(Data excerpts)

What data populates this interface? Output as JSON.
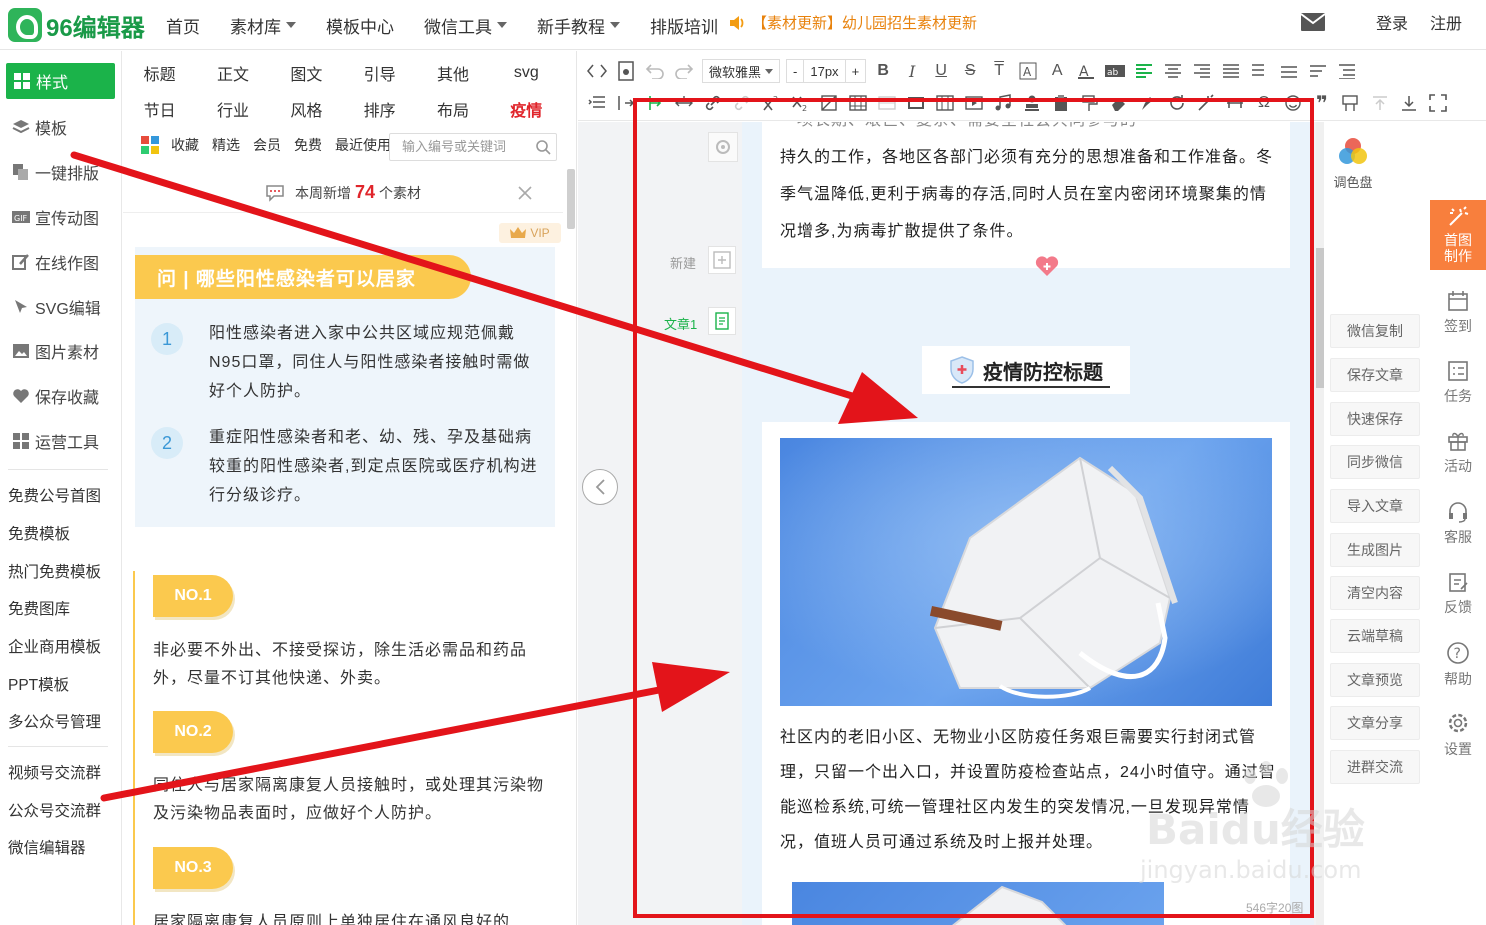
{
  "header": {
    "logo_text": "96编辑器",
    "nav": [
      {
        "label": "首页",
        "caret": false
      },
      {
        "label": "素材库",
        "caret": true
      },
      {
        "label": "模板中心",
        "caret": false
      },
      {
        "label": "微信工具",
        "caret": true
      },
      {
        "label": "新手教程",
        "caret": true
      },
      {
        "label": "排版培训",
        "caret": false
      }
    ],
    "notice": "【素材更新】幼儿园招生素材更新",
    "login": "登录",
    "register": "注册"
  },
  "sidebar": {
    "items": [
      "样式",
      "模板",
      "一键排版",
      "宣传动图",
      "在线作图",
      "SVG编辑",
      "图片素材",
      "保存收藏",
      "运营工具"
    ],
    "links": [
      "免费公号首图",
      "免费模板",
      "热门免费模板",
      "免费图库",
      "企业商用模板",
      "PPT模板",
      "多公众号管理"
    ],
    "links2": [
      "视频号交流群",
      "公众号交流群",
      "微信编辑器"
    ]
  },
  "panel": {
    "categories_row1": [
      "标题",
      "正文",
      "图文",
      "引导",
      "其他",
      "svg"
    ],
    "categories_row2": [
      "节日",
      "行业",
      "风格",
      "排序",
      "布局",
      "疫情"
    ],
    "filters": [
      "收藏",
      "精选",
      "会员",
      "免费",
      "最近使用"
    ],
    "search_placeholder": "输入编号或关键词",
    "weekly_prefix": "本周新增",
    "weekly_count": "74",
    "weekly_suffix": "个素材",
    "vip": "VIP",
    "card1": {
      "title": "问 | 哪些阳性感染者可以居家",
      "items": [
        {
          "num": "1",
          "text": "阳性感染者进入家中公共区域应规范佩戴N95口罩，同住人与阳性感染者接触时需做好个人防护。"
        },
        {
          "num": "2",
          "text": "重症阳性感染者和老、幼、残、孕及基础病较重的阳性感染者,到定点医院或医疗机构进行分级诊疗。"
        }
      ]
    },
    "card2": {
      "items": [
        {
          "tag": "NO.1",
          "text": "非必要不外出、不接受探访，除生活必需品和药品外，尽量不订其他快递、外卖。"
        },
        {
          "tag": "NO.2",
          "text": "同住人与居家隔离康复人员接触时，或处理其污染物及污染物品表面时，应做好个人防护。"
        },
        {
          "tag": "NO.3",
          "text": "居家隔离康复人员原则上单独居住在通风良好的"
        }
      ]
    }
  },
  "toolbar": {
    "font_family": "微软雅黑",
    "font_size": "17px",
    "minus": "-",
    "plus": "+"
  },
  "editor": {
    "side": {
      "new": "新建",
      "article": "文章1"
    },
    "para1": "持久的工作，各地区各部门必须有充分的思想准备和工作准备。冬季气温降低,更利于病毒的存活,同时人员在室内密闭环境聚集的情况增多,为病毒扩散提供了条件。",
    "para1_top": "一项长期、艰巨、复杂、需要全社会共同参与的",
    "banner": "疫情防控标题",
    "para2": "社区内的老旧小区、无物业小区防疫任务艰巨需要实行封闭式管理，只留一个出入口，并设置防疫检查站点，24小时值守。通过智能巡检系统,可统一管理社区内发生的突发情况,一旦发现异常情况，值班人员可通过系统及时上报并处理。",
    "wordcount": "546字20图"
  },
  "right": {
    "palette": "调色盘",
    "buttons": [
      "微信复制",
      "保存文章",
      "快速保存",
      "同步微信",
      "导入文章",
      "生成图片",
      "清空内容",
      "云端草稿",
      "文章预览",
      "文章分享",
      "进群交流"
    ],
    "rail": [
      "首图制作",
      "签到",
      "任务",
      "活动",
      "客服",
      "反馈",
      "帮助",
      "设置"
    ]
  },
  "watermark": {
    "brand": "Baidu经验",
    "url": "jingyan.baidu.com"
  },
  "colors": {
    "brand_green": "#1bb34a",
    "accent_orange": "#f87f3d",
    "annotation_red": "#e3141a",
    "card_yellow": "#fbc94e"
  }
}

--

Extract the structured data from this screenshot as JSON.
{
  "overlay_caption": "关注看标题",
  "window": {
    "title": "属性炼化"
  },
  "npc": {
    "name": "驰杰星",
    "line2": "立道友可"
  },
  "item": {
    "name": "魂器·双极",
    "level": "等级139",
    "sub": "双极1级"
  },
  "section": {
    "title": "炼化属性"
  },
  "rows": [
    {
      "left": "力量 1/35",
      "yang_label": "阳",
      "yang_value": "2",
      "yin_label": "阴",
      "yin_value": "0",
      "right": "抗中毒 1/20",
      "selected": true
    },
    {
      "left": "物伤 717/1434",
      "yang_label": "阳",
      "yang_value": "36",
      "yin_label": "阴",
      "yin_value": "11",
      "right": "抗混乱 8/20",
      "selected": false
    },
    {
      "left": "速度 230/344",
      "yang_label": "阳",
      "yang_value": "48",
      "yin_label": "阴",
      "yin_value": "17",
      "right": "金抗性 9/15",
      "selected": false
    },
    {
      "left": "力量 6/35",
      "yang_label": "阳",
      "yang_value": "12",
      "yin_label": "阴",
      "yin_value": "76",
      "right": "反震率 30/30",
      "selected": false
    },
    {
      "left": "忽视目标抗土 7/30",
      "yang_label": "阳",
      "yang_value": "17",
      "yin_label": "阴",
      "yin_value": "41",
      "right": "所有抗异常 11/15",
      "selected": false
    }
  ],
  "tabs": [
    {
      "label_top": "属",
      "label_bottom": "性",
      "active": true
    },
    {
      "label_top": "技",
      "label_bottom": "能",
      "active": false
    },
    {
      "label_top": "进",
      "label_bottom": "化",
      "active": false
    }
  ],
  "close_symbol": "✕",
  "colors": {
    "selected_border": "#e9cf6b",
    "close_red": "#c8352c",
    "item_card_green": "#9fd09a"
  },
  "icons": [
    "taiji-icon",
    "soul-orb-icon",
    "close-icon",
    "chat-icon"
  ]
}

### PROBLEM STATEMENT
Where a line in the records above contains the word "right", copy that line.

### YOUR RESPONSE
  "right": {
      "right": "抗中毒 1/20",
      "right": "抗混乱 8/20",
      "right": "金抗性 9/15",
      "right": "反震率 30/30",
      "right": "所有抗异常 11/15",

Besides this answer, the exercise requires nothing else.